===== Records to process =====
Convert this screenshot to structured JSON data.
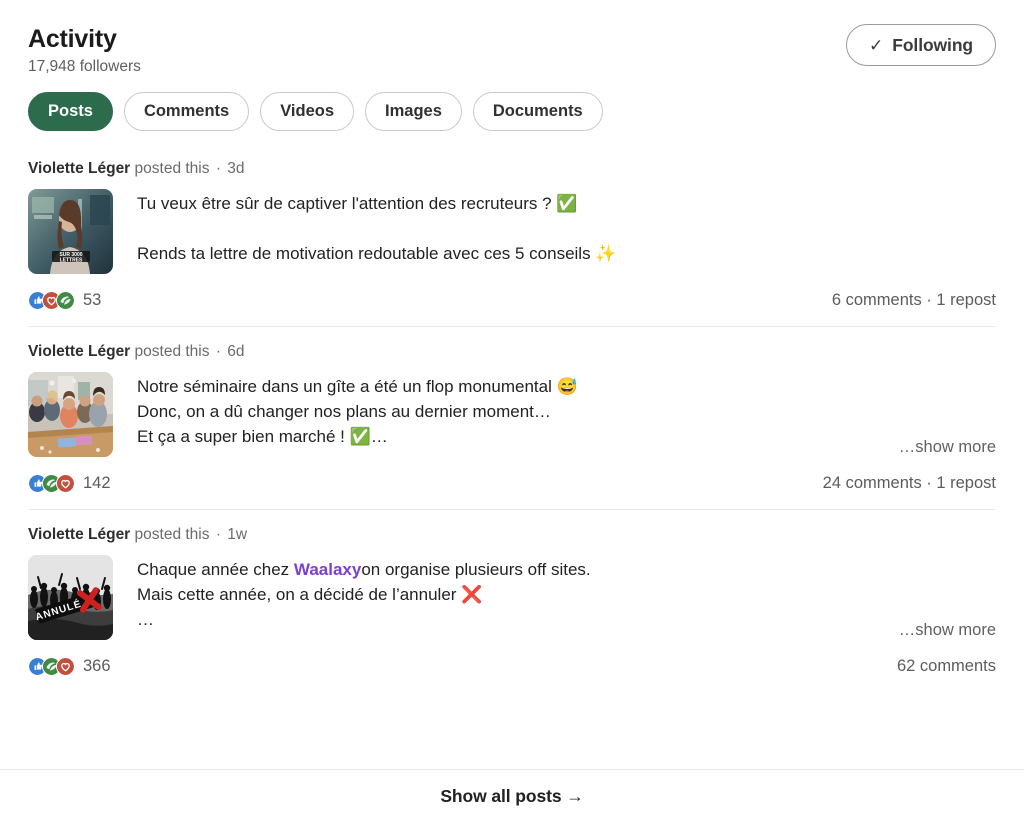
{
  "header": {
    "title": "Activity",
    "followers": "17,948 followers",
    "follow_button": {
      "label": "Following",
      "check_glyph": "✓"
    }
  },
  "filters": {
    "active": "Posts",
    "items": [
      {
        "label": "Posts",
        "active": true
      },
      {
        "label": "Comments",
        "active": false
      },
      {
        "label": "Videos",
        "active": false
      },
      {
        "label": "Images",
        "active": false
      },
      {
        "label": "Documents",
        "active": false
      }
    ]
  },
  "posts": [
    {
      "author": "Violette Léger",
      "action": "posted this",
      "separator": "·",
      "age": "3d",
      "thumbnail": {
        "name": "post-thumbnail-video-lettres",
        "overlay_line1": "SUR 3000",
        "overlay_line2": "LETTRES"
      },
      "lines": [
        "Tu veux être sûr de captiver l'attention des recruteurs ? ✅",
        "",
        "Rends ta lettre de motivation redoutable avec ces 5 conseils ✨"
      ],
      "show_more": "",
      "reactions": {
        "types": [
          "like-icon",
          "love-icon",
          "support-icon"
        ],
        "count": "53"
      },
      "counts": "6 comments · 1 repost"
    },
    {
      "author": "Violette Léger",
      "action": "posted this",
      "separator": "·",
      "age": "6d",
      "thumbnail": {
        "name": "post-thumbnail-seminar-table",
        "overlay_line1": "",
        "overlay_line2": ""
      },
      "lines": [
        "Notre séminaire dans un gîte a été un flop monumental 😅",
        "Donc, on a dû changer nos plans au dernier moment…",
        "Et ça a super bien marché ! ✅…"
      ],
      "show_more": "…show more",
      "reactions": {
        "types": [
          "like-icon",
          "support-icon",
          "love-icon"
        ],
        "count": "142"
      },
      "counts": "24 comments · 1 repost"
    },
    {
      "author": "Violette Léger",
      "action": "posted this",
      "separator": "·",
      "age": "1w",
      "thumbnail": {
        "name": "post-thumbnail-annule-crowd",
        "overlay_line1": "ANNULÉ",
        "overlay_line2": ""
      },
      "lines": [
        "Chaque année chez |Waalaxy|on organise plusieurs off sites.",
        "Mais cette année, on a décidé de l’annuler ❌",
        "…"
      ],
      "mention": "Waalaxy",
      "show_more": "…show more",
      "reactions": {
        "types": [
          "like-icon",
          "support-icon",
          "love-icon"
        ],
        "count": "366"
      },
      "counts": "62 comments"
    }
  ],
  "footer": {
    "show_all_label": "Show all posts →"
  },
  "colors": {
    "accent_green": "#2d6b4d",
    "mention_purple": "#7a3fd4",
    "reaction_like_blue": "#3b7fd4",
    "reaction_love_red": "#c2503c",
    "reaction_support_green": "#3f8a45",
    "text_primary": "#222222",
    "text_muted": "#5c5c5c",
    "divider": "#ebebeb"
  }
}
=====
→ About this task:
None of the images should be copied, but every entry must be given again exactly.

→ Response area:
Convert this screenshot to structured JSON data.
{
  "header": {
    "title": "Activity",
    "followers": "17,948 followers",
    "follow_button": {
      "label": "Following",
      "check_glyph": "✓"
    }
  },
  "filters": {
    "active": "Posts",
    "items": [
      {
        "label": "Posts",
        "active": true
      },
      {
        "label": "Comments",
        "active": false
      },
      {
        "label": "Videos",
        "active": false
      },
      {
        "label": "Images",
        "active": false
      },
      {
        "label": "Documents",
        "active": false
      }
    ]
  },
  "posts": [
    {
      "author": "Violette Léger",
      "action": "posted this",
      "separator": "·",
      "age": "3d",
      "thumbnail": {
        "name": "post-thumbnail-video-lettres",
        "overlay_line1": "SUR 3000",
        "overlay_line2": "LETTRES"
      },
      "lines": [
        "Tu veux être sûr de captiver l'attention des recruteurs ? ✅",
        "",
        "Rends ta lettre de motivation redoutable avec ces 5 conseils ✨"
      ],
      "show_more": "",
      "reactions": {
        "types": [
          "like-icon",
          "love-icon",
          "support-icon"
        ],
        "count": "53"
      },
      "counts": "6 comments · 1 repost"
    },
    {
      "author": "Violette Léger",
      "action": "posted this",
      "separator": "·",
      "age": "6d",
      "thumbnail": {
        "name": "post-thumbnail-seminar-table",
        "overlay_line1": "",
        "overlay_line2": ""
      },
      "lines": [
        "Notre séminaire dans un gîte a été un flop monumental 😅",
        "Donc, on a dû changer nos plans au dernier moment…",
        "Et ça a super bien marché ! ✅…"
      ],
      "show_more": "…show more",
      "reactions": {
        "types": [
          "like-icon",
          "support-icon",
          "love-icon"
        ],
        "count": "142"
      },
      "counts": "24 comments · 1 repost"
    },
    {
      "author": "Violette Léger",
      "action": "posted this",
      "separator": "·",
      "age": "1w",
      "thumbnail": {
        "name": "post-thumbnail-annule-crowd",
        "overlay_line1": "ANNULÉ",
        "overlay_line2": ""
      },
      "lines": [
        "Chaque année chez |Waalaxy|on organise plusieurs off sites.",
        "Mais cette année, on a décidé de l’annuler ❌",
        "…"
      ],
      "mention": "Waalaxy",
      "show_more": "…show more",
      "reactions": {
        "types": [
          "like-icon",
          "support-icon",
          "love-icon"
        ],
        "count": "366"
      },
      "counts": "62 comments"
    }
  ],
  "footer": {
    "show_all_label": "Show all posts →"
  },
  "colors": {
    "accent_green": "#2d6b4d",
    "mention_purple": "#7a3fd4",
    "reaction_like_blue": "#3b7fd4",
    "reaction_love_red": "#c2503c",
    "reaction_support_green": "#3f8a45",
    "text_primary": "#222222",
    "text_muted": "#5c5c5c",
    "divider": "#ebebeb"
  }
}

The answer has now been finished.